“It’s okay!” he cries, as the people in the bus moan in fear. But he knows that it is not okay. The bus is slipping. There is no other explanation for this sound.
Light appears in a broken window. The snow peels away. A hand reaches in, thick with a yellow glove.
“Cannot be,” says Fathi, but then he runs to the glove. It is the hand of a woman. She is staring at him through goggles.
More windows are cleared, and then the emergency exit. “Keep seat belts on! Wait!” says Fathi, as he heaves at the exit door. Hands on the outside of the bus pull on the door frame until it swings free. A ladder slides through the opening.
“In the order I make!” instructs Fathi, telling people to leave their seats in a configuration that keeps the bus balanced. One-by-one, the tourists climb the ladder.
When the last person is out, Fathi goes to the ladder himself. He hauls his body into the sunshine, where he is greeted by dozens of ropes slung from the barricade on the highway, laced along the slope of the avalanche to the bus. The tourists are already climbing, as people in yellow winter gear help them ascend.
“How can this be?” asks Fathi. But he takes a rope and accepts help from a yellow-clad person as he climbs. On the way, the snow cools his head, and freezes his sweat. The haze in his mind recedes, until he can barely remember its origin, or why he needed it in the first place. Beneath him, the bus hangs on the ledge, snow piled around it. A moment later, the snow shifts and the bus silently slides over the edge.

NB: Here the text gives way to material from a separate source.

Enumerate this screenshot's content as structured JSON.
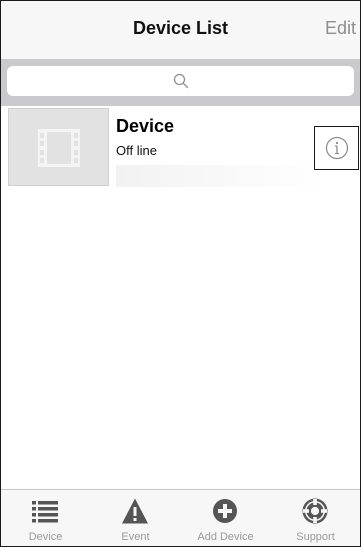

Upwards he climbs. Upwards they all go, hands on the rope, feet in the snow. Moments ago, this snow was like a liquid – a pelting, falling river, but now it is solid and strong, a new thing altogether.
Fathi reaches the top and is pulled onto the road. A path has already been cut through the snow. Above, more snow is perched, ready to fill the breech.
The tourists are led along the road to buses waiting beyond the avalanche. There is hot coffee and cocoa inside. Food. Heating packs. The tourists are loaded aboard.
Fathi sits at the front of the foremost bus. It starts and takes them away.
“How is this possible?” he asks the driver. “How could you have come so quickly and managed all of this?”
But it is the woman on the seat across from him that answers, “It’s December 14, 2038, correct? Around 10:35 in the morning on a roadside near Geneva, on the sunny side of the mountain?”
“There are many places along the highway like this. We did not know where this would happen, or even what would happen. But we knew the time. We knew to watch, and to come when we were needed.”
“You knew?” asks Fathi, breathing hard. “What do you mean that you knew?”
She takes off her goggles and hat, and smiles. As the sun gleams through the window on the sunny side of the mountain, she looks just like an angel.
I know, I know, it’s far too long for posting on a blog and I really shouldn’t expect anyone to read this, but if you happen to anyway, I give you my sincere thanks. I happen to like this story. It’s the type of fiction I really like to write.